***** Record extracts

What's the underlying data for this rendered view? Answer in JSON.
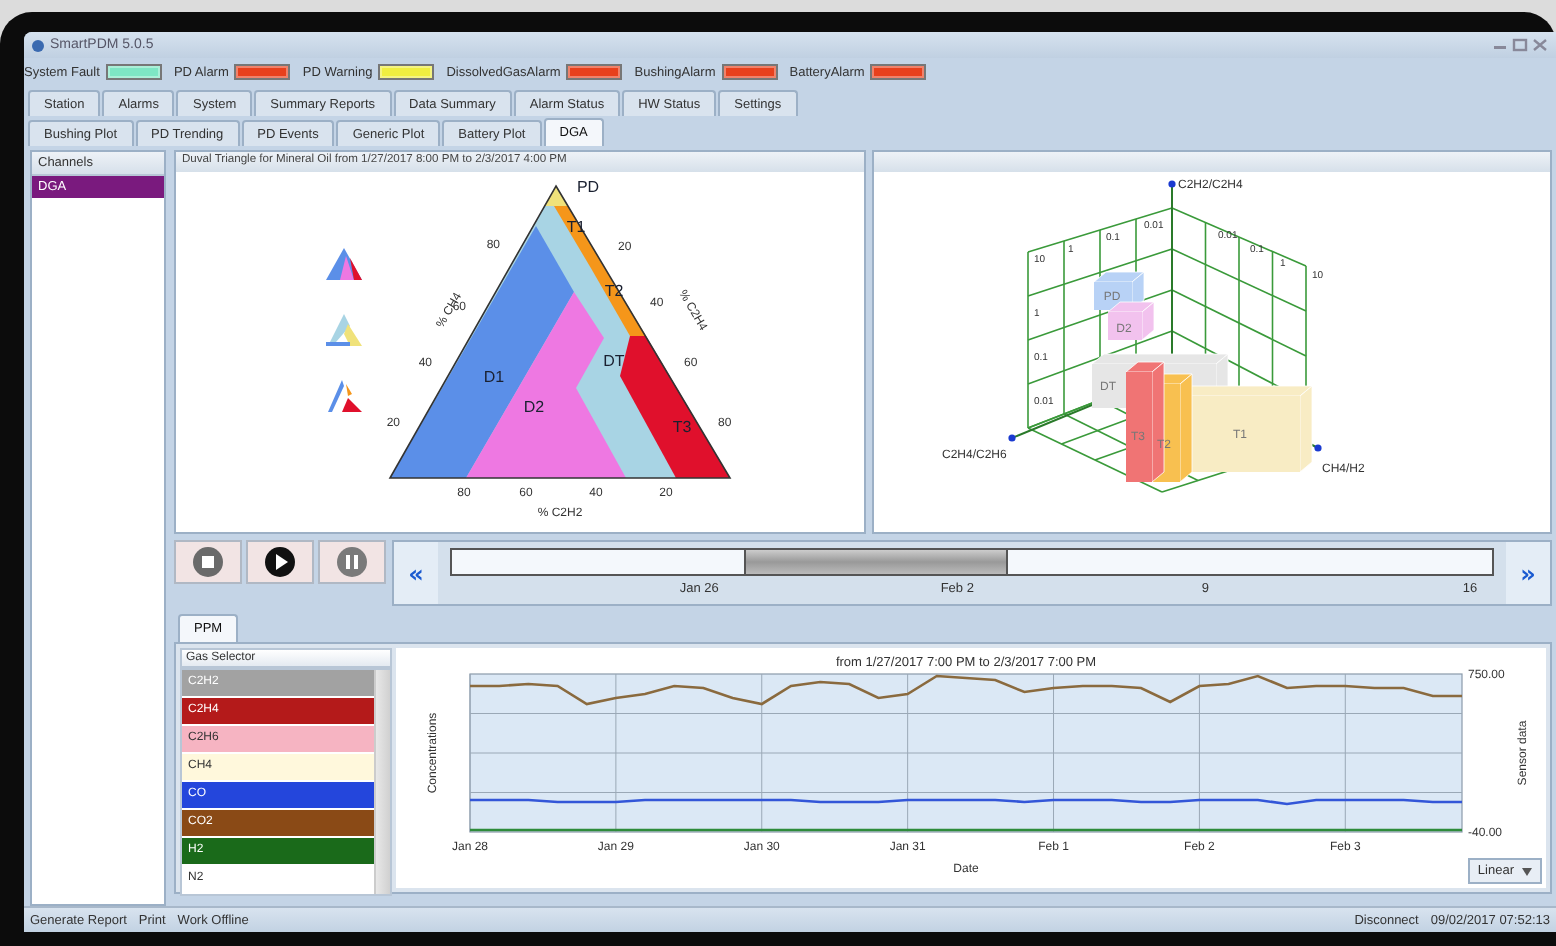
{
  "window": {
    "title": "SmartPDM 5.0.5"
  },
  "alarms": [
    {
      "label": "System Fault",
      "color": "#7ee6c4"
    },
    {
      "label": "PD Alarm",
      "color": "#e8401c"
    },
    {
      "label": "PD Warning",
      "color": "#f0ee40"
    },
    {
      "label": "DissolvedGasAlarm",
      "color": "#e8401c"
    },
    {
      "label": "BushingAlarm",
      "color": "#e8401c"
    },
    {
      "label": "BatteryAlarm",
      "color": "#e8401c"
    }
  ],
  "main_tabs": [
    {
      "label": "Station",
      "selected": false
    },
    {
      "label": "Alarms",
      "selected": false
    },
    {
      "label": "System",
      "selected": false
    },
    {
      "label": "Summary Reports",
      "selected": false
    },
    {
      "label": "Data Summary",
      "selected": false
    },
    {
      "label": "Alarm Status",
      "selected": false
    },
    {
      "label": "HW Status",
      "selected": false
    },
    {
      "label": "Settings",
      "selected": false
    }
  ],
  "sub_tabs": [
    {
      "label": "Bushing Plot",
      "selected": false
    },
    {
      "label": "PD Trending",
      "selected": false
    },
    {
      "label": "PD Events",
      "selected": false
    },
    {
      "label": "Generic Plot",
      "selected": false
    },
    {
      "label": "Battery Plot",
      "selected": false
    },
    {
      "label": "DGA",
      "selected": true
    }
  ],
  "sidebar": {
    "header": "Channels",
    "items": [
      {
        "label": "DGA",
        "selected": true
      }
    ]
  },
  "duval": {
    "title": "Duval Triangle for Mineral Oil from 1/27/2017 8:00 PM to 2/3/2017 4:00 PM",
    "zones": [
      {
        "label": "DT",
        "color": "#a8d4e4"
      },
      {
        "label": "D1",
        "color": "#5b8fe8"
      },
      {
        "label": "D2",
        "color": "#ee78e2"
      },
      {
        "label": "T1",
        "color": "#f5961a"
      },
      {
        "label": "T2",
        "color": "#f5961a"
      },
      {
        "label": "T3",
        "color": "#e0102c"
      },
      {
        "label": "PD",
        "color": "#f0e27a"
      }
    ],
    "left_ticks": [
      "80",
      "60",
      "40",
      "20"
    ],
    "right_ticks": [
      "20",
      "40",
      "60",
      "80"
    ],
    "bottom_ticks": [
      "80",
      "60",
      "40",
      "20"
    ],
    "left_axis": "% CH4",
    "right_axis": "% C2H4",
    "bottom_axis": "% C2H2"
  },
  "rogers": {
    "vertical_axis": "C2H2/C2H4",
    "left_axis": "C2H4/C2H6",
    "right_axis": "CH4/H2",
    "left_wall_ticks": [
      "10",
      "1",
      "0.1",
      "0.01"
    ],
    "right_wall_ticks": [
      "0.01",
      "0.1",
      "1",
      "10"
    ],
    "vertical_ticks": [
      "1",
      "0.1",
      "0.01"
    ],
    "boxes": [
      {
        "label": "DT",
        "color": "#e6e6e6"
      },
      {
        "label": "PD",
        "color": "#b8d2f6"
      },
      {
        "label": "D2",
        "color": "#f2c2ee"
      },
      {
        "label": "T3",
        "color": "#f07474"
      },
      {
        "label": "T2",
        "color": "#f8c050"
      },
      {
        "label": "T1",
        "color": "#f8ecc4"
      }
    ]
  },
  "player": {
    "buttons": [
      {
        "kind": "stop"
      },
      {
        "kind": "play"
      },
      {
        "kind": "pause"
      }
    ]
  },
  "timeline": {
    "prev": "«",
    "next": "»",
    "ticks": [
      "Jan 26",
      "Feb 2",
      "9",
      "16"
    ]
  },
  "ppm_tab": {
    "label": "PPM",
    "selected": true
  },
  "gas_selector": {
    "header": "Gas Selector",
    "items": [
      {
        "label": "C2H2",
        "color": "#a2a2a2"
      },
      {
        "label": "C2H4",
        "color": "#b41a1a"
      },
      {
        "label": "C2H6",
        "color": "#f6b4c2"
      },
      {
        "label": "CH4",
        "color": "#fff8dc"
      },
      {
        "label": "CO",
        "color": "#2446dc"
      },
      {
        "label": "CO2",
        "color": "#8a4a16"
      },
      {
        "label": "H2",
        "color": "#1a6a1a"
      },
      {
        "label": "N2",
        "color": "#ffffff"
      }
    ]
  },
  "trend": {
    "right_label": "Sensor data",
    "scale_button": "Linear",
    "chart_data": {
      "type": "line",
      "title": "from 1/27/2017 7:00 PM to 2/3/2017 7:00 PM",
      "xlabel": "Date",
      "ylabel": "Concentrations",
      "categories": [
        "Jan 28",
        null,
        null,
        null,
        null,
        "Jan 29",
        null,
        null,
        null,
        null,
        "Jan 30",
        null,
        null,
        null,
        null,
        "Jan 31",
        null,
        null,
        null,
        null,
        "Feb 1",
        null,
        null,
        null,
        null,
        "Feb 2",
        null,
        null,
        null,
        null,
        "Feb 3",
        null,
        null,
        null,
        null
      ],
      "ylim": [
        -40,
        750
      ],
      "grid": true,
      "yticks": [
        {
          "value": 750,
          "label": "750.00"
        },
        {
          "value": -40,
          "label": "-40.00"
        }
      ],
      "series": [
        {
          "color": "#8a6a3e",
          "values": [
            690,
            690,
            700,
            690,
            600,
            630,
            650,
            690,
            680,
            630,
            600,
            690,
            710,
            700,
            630,
            650,
            740,
            730,
            720,
            660,
            680,
            690,
            690,
            680,
            610,
            690,
            700,
            740,
            680,
            690,
            690,
            680,
            680,
            640,
            640
          ]
        },
        {
          "color": "#3356d8",
          "values": [
            120,
            120,
            120,
            110,
            110,
            110,
            120,
            120,
            120,
            120,
            120,
            120,
            110,
            110,
            110,
            120,
            120,
            120,
            120,
            110,
            120,
            120,
            120,
            110,
            110,
            120,
            120,
            120,
            100,
            120,
            120,
            120,
            120,
            110,
            110
          ]
        },
        {
          "color": "#2e8b3a",
          "values": [
            -30,
            -30,
            -30,
            -30,
            -30,
            -30,
            -30,
            -30,
            -30,
            -30,
            -30,
            -30,
            -30,
            -30,
            -30,
            -30,
            -30,
            -30,
            -30,
            -30,
            -30,
            -30,
            -30,
            -30,
            -30,
            -30,
            -30,
            -30,
            -30,
            -30,
            -30,
            -30,
            -30,
            -30,
            -30
          ]
        }
      ]
    }
  },
  "status_bar": {
    "left": [
      "Generate Report",
      "Print",
      "Work Offline"
    ],
    "right": [
      "Disconnect",
      "09/02/2017 07:52:13"
    ]
  }
}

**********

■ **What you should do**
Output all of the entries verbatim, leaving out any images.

■ **The answer**
What's the underlying data for this rendered view? Answer in JSON.
{
  "window": {
    "title": "SmartPDM 5.0.5"
  },
  "alarms": [
    {
      "label": "System Fault",
      "color": "#7ee6c4"
    },
    {
      "label": "PD Alarm",
      "color": "#e8401c"
    },
    {
      "label": "PD Warning",
      "color": "#f0ee40"
    },
    {
      "label": "DissolvedGasAlarm",
      "color": "#e8401c"
    },
    {
      "label": "BushingAlarm",
      "color": "#e8401c"
    },
    {
      "label": "BatteryAlarm",
      "color": "#e8401c"
    }
  ],
  "main_tabs": [
    {
      "label": "Station",
      "selected": false
    },
    {
      "label": "Alarms",
      "selected": false
    },
    {
      "label": "System",
      "selected": false
    },
    {
      "label": "Summary Reports",
      "selected": false
    },
    {
      "label": "Data Summary",
      "selected": false
    },
    {
      "label": "Alarm Status",
      "selected": false
    },
    {
      "label": "HW Status",
      "selected": false
    },
    {
      "label": "Settings",
      "selected": false
    }
  ],
  "sub_tabs": [
    {
      "label": "Bushing Plot",
      "selected": false
    },
    {
      "label": "PD Trending",
      "selected": false
    },
    {
      "label": "PD Events",
      "selected": false
    },
    {
      "label": "Generic Plot",
      "selected": false
    },
    {
      "label": "Battery Plot",
      "selected": false
    },
    {
      "label": "DGA",
      "selected": true
    }
  ],
  "sidebar": {
    "header": "Channels",
    "items": [
      {
        "label": "DGA",
        "selected": true
      }
    ]
  },
  "duval": {
    "title": "Duval Triangle for Mineral Oil from 1/27/2017 8:00 PM to 2/3/2017 4:00 PM",
    "zones": [
      {
        "label": "DT",
        "color": "#a8d4e4"
      },
      {
        "label": "D1",
        "color": "#5b8fe8"
      },
      {
        "label": "D2",
        "color": "#ee78e2"
      },
      {
        "label": "T1",
        "color": "#f5961a"
      },
      {
        "label": "T2",
        "color": "#f5961a"
      },
      {
        "label": "T3",
        "color": "#e0102c"
      },
      {
        "label": "PD",
        "color": "#f0e27a"
      }
    ],
    "left_ticks": [
      "80",
      "60",
      "40",
      "20"
    ],
    "right_ticks": [
      "20",
      "40",
      "60",
      "80"
    ],
    "bottom_ticks": [
      "80",
      "60",
      "40",
      "20"
    ],
    "left_axis": "% CH4",
    "right_axis": "% C2H4",
    "bottom_axis": "% C2H2"
  },
  "rogers": {
    "vertical_axis": "C2H2/C2H4",
    "left_axis": "C2H4/C2H6",
    "right_axis": "CH4/H2",
    "left_wall_ticks": [
      "10",
      "1",
      "0.1",
      "0.01"
    ],
    "right_wall_ticks": [
      "0.01",
      "0.1",
      "1",
      "10"
    ],
    "vertical_ticks": [
      "1",
      "0.1",
      "0.01"
    ],
    "boxes": [
      {
        "label": "DT",
        "color": "#e6e6e6"
      },
      {
        "label": "PD",
        "color": "#b8d2f6"
      },
      {
        "label": "D2",
        "color": "#f2c2ee"
      },
      {
        "label": "T3",
        "color": "#f07474"
      },
      {
        "label": "T2",
        "color": "#f8c050"
      },
      {
        "label": "T1",
        "color": "#f8ecc4"
      }
    ]
  },
  "player": {
    "buttons": [
      {
        "kind": "stop"
      },
      {
        "kind": "play"
      },
      {
        "kind": "pause"
      }
    ]
  },
  "timeline": {
    "prev": "«",
    "next": "»",
    "ticks": [
      "Jan 26",
      "Feb 2",
      "9",
      "16"
    ]
  },
  "ppm_tab": {
    "label": "PPM",
    "selected": true
  },
  "gas_selector": {
    "header": "Gas Selector",
    "items": [
      {
        "label": "C2H2",
        "color": "#a2a2a2"
      },
      {
        "label": "C2H4",
        "color": "#b41a1a"
      },
      {
        "label": "C2H6",
        "color": "#f6b4c2"
      },
      {
        "label": "CH4",
        "color": "#fff8dc"
      },
      {
        "label": "CO",
        "color": "#2446dc"
      },
      {
        "label": "CO2",
        "color": "#8a4a16"
      },
      {
        "label": "H2",
        "color": "#1a6a1a"
      },
      {
        "label": "N2",
        "color": "#ffffff"
      }
    ]
  },
  "trend": {
    "right_label": "Sensor data",
    "scale_button": "Linear",
    "chart_data": {
      "type": "line",
      "title": "from 1/27/2017 7:00 PM to 2/3/2017 7:00 PM",
      "xlabel": "Date",
      "ylabel": "Concentrations",
      "categories": [
        "Jan 28",
        null,
        null,
        null,
        null,
        "Jan 29",
        null,
        null,
        null,
        null,
        "Jan 30",
        null,
        null,
        null,
        null,
        "Jan 31",
        null,
        null,
        null,
        null,
        "Feb 1",
        null,
        null,
        null,
        null,
        "Feb 2",
        null,
        null,
        null,
        null,
        "Feb 3",
        null,
        null,
        null,
        null
      ],
      "ylim": [
        -40,
        750
      ],
      "grid": true,
      "yticks": [
        {
          "value": 750,
          "label": "750.00"
        },
        {
          "value": -40,
          "label": "-40.00"
        }
      ],
      "series": [
        {
          "color": "#8a6a3e",
          "values": [
            690,
            690,
            700,
            690,
            600,
            630,
            650,
            690,
            680,
            630,
            600,
            690,
            710,
            700,
            630,
            650,
            740,
            730,
            720,
            660,
            680,
            690,
            690,
            680,
            610,
            690,
            700,
            740,
            680,
            690,
            690,
            680,
            680,
            640,
            640
          ]
        },
        {
          "color": "#3356d8",
          "values": [
            120,
            120,
            120,
            110,
            110,
            110,
            120,
            120,
            120,
            120,
            120,
            120,
            110,
            110,
            110,
            120,
            120,
            120,
            120,
            110,
            120,
            120,
            120,
            110,
            110,
            120,
            120,
            120,
            100,
            120,
            120,
            120,
            120,
            110,
            110
          ]
        },
        {
          "color": "#2e8b3a",
          "values": [
            -30,
            -30,
            -30,
            -30,
            -30,
            -30,
            -30,
            -30,
            -30,
            -30,
            -30,
            -30,
            -30,
            -30,
            -30,
            -30,
            -30,
            -30,
            -30,
            -30,
            -30,
            -30,
            -30,
            -30,
            -30,
            -30,
            -30,
            -30,
            -30,
            -30,
            -30,
            -30,
            -30,
            -30,
            -30
          ]
        }
      ]
    }
  },
  "status_bar": {
    "left": [
      "Generate Report",
      "Print",
      "Work Offline"
    ],
    "right": [
      "Disconnect",
      "09/02/2017 07:52:13"
    ]
  }
}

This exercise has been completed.